== Segment start ==
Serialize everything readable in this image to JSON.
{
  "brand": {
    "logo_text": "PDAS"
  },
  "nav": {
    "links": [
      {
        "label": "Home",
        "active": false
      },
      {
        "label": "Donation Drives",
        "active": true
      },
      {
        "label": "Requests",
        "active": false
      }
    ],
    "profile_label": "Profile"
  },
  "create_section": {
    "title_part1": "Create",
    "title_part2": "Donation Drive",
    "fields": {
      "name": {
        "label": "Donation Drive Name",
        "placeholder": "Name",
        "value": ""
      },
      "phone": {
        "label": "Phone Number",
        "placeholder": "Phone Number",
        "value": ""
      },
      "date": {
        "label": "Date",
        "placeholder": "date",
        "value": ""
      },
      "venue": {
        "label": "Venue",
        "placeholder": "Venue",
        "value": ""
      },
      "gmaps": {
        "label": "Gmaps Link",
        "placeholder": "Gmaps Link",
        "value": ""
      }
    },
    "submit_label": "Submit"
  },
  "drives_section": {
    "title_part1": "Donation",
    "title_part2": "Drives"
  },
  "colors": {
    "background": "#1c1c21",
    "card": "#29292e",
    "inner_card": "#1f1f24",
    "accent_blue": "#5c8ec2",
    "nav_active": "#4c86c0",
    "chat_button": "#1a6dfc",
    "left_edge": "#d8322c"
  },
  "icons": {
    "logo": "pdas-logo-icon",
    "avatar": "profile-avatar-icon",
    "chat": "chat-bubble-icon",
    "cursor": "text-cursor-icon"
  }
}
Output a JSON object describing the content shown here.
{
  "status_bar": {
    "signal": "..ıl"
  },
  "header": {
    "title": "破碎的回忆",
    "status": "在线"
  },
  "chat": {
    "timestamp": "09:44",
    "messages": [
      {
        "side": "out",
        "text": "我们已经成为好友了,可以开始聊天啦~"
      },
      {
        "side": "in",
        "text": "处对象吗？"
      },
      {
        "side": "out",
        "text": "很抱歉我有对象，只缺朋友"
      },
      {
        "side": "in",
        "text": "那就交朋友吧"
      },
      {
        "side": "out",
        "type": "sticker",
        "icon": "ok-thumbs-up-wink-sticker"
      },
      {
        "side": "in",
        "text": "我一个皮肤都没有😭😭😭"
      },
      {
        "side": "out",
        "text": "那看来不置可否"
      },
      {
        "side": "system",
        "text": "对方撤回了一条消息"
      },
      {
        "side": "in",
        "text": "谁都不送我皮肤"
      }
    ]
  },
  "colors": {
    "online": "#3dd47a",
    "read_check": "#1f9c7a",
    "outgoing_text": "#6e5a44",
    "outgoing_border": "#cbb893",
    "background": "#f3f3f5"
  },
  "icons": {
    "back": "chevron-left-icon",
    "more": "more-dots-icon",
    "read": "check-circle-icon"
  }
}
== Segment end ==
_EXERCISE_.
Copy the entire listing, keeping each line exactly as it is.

_SOLVED PROBLEM_.
Serialize everything readable in this image to JSON.
{
  "brand": {
    "logo_text": "PDAS"
  },
  "nav": {
    "links": [
      {
        "label": "Home",
        "active": false
      },
      {
        "label": "Donation Drives",
        "active": true
      },
      {
        "label": "Requests",
        "active": false
      }
    ],
    "profile_label": "Profile"
  },
  "create_section": {
    "title_part1": "Create",
    "title_part2": "Donation Drive",
    "fields": {
      "name": {
        "label": "Donation Drive Name",
        "placeholder": "Name",
        "value": ""
      },
      "phone": {
        "label": "Phone Number",
        "placeholder": "Phone Number",
        "value": ""
      },
      "date": {
        "label": "Date",
        "placeholder": "date",
        "value": ""
      },
      "venue": {
        "label": "Venue",
        "placeholder": "Venue",
        "value": ""
      },
      "gmaps": {
        "label": "Gmaps Link",
        "placeholder": "Gmaps Link",
        "value": ""
      }
    },
    "submit_label": "Submit"
  },
  "drives_section": {
    "title_part1": "Donation",
    "title_part2": "Drives"
  },
  "colors": {
    "background": "#1c1c21",
    "card": "#29292e",
    "inner_card": "#1f1f24",
    "accent_blue": "#5c8ec2",
    "nav_active": "#4c86c0",
    "chat_button": "#1a6dfc",
    "left_edge": "#d8322c"
  },
  "icons": {
    "logo": "pdas-logo-icon",
    "avatar": "profile-avatar-icon",
    "chat": "chat-bubble-icon",
    "cursor": "text-cursor-icon"
  }
}
Output a JSON object describing the content shown here.
{
  "status_bar": {
    "signal": "..ıl"
  },
  "header": {
    "title": "破碎的回忆",
    "status": "在线"
  },
  "chat": {
    "timestamp": "09:44",
    "messages": [
      {
        "side": "out",
        "text": "我们已经成为好友了,可以开始聊天啦~"
      },
      {
        "side": "in",
        "text": "处对象吗？"
      },
      {
        "side": "out",
        "text": "很抱歉我有对象，只缺朋友"
      },
      {
        "side": "in",
        "text": "那就交朋友吧"
      },
      {
        "side": "out",
        "type": "sticker",
        "icon": "ok-thumbs-up-wink-sticker"
      },
      {
        "side": "in",
        "text": "我一个皮肤都没有😭😭😭"
      },
      {
        "side": "out",
        "text": "那看来不置可否"
      },
      {
        "side": "system",
        "text": "对方撤回了一条消息"
      },
      {
        "side": "in",
        "text": "谁都不送我皮肤"
      }
    ]
  },
  "colors": {
    "online": "#3dd47a",
    "read_check": "#1f9c7a",
    "outgoing_text": "#6e5a44",
    "outgoing_border": "#cbb893",
    "background": "#f3f3f5"
  },
  "icons": {
    "back": "chevron-left-icon",
    "more": "more-dots-icon",
    "read": "check-circle-icon"
  }
}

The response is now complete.